“It was mind-boggling,” he said, to learn that Israeli Jews expressed their Jewishness in a seemingly infinite variety of ways. “These were new ideas” and completely liberating. “I became so happy.”
After college, Englander returned to New York, where he made ends meet at low-end jobs and wrote stories. A serendipitous introduction to the late book editor Deborah Brodie, the mother of a friend, proved transformative. “She changed my life,” said Englander. “She’d make me dinner and I’d bring over a draft of my writing” for her to review.
On the strength of what Englander calls his “first adult story,” “The Twenty-Seventh Man,” Brodie encouraged him to apply to the Iowa Writers’ Workshop, perhaps the most venerated graduate program in writing in the U.S.

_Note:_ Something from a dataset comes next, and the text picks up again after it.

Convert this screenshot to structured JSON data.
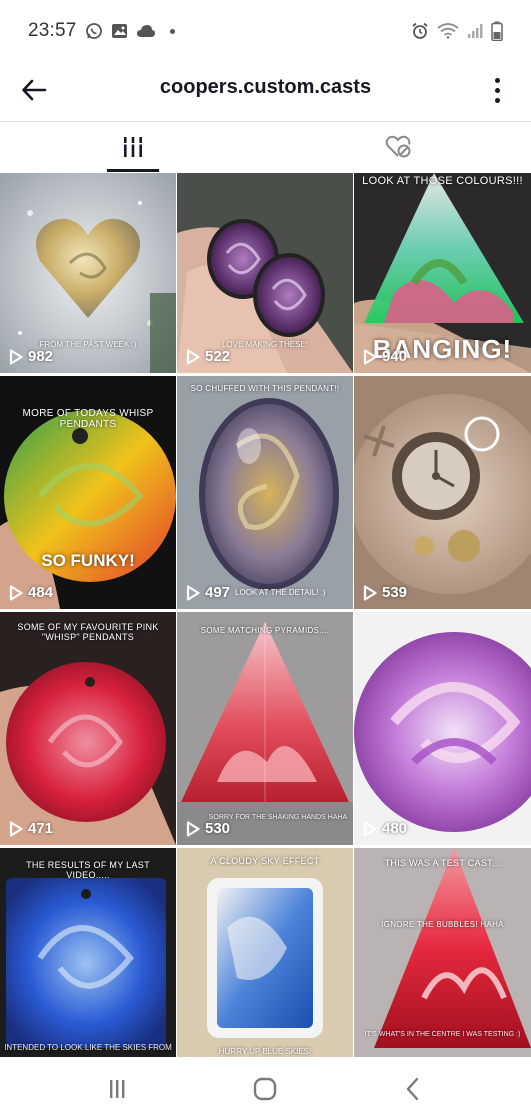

“The Twenty-Seventh Man,” which reimagines the Night of the Murdered Poets — the 1952 Stalin-ordered execution of writers who had been part of the Soviet Jewish Anti-Fascist Committee — earned him a coveted place at Iowa and later served as the anchor of his 1999 debut short story collection, “For the Relief of Unbearable Urges,” which won him two prestigious literary awards and transformed him into a literary luminary.
Englander subsequently turned the “The Twenty-Seventh Man” into a play, and he went on to publish another highly touted short story collection, “What We Talk About When We Talk About Anne Frank,” as well as the much-praised novel “The Ministry of Special Cases.”
Englander is now well ensconced in the literary scene of Brooklyn, where he lives with his wife, Rachel Silver, and their 2-year-old daughter. He teaches at NYU, where he is a visiting professor and distinguished writer-in-residence, and he remains a keen observer of the intersections of politics, history and Jewish life.
Most recently, Englander has become an outspoken critic of ultra-right-wing nationalist groups in the United States. In a New York Times op-ed last month, “What Jewish Children Learned in Charlottesville,” he movingly wrote of the anti-Semitism he faced as a child.
Though he no longer dons a skullcap, Englander said, “I am wearing 10 yarmulkes high” in solidarity with those who face bigotry and oppression.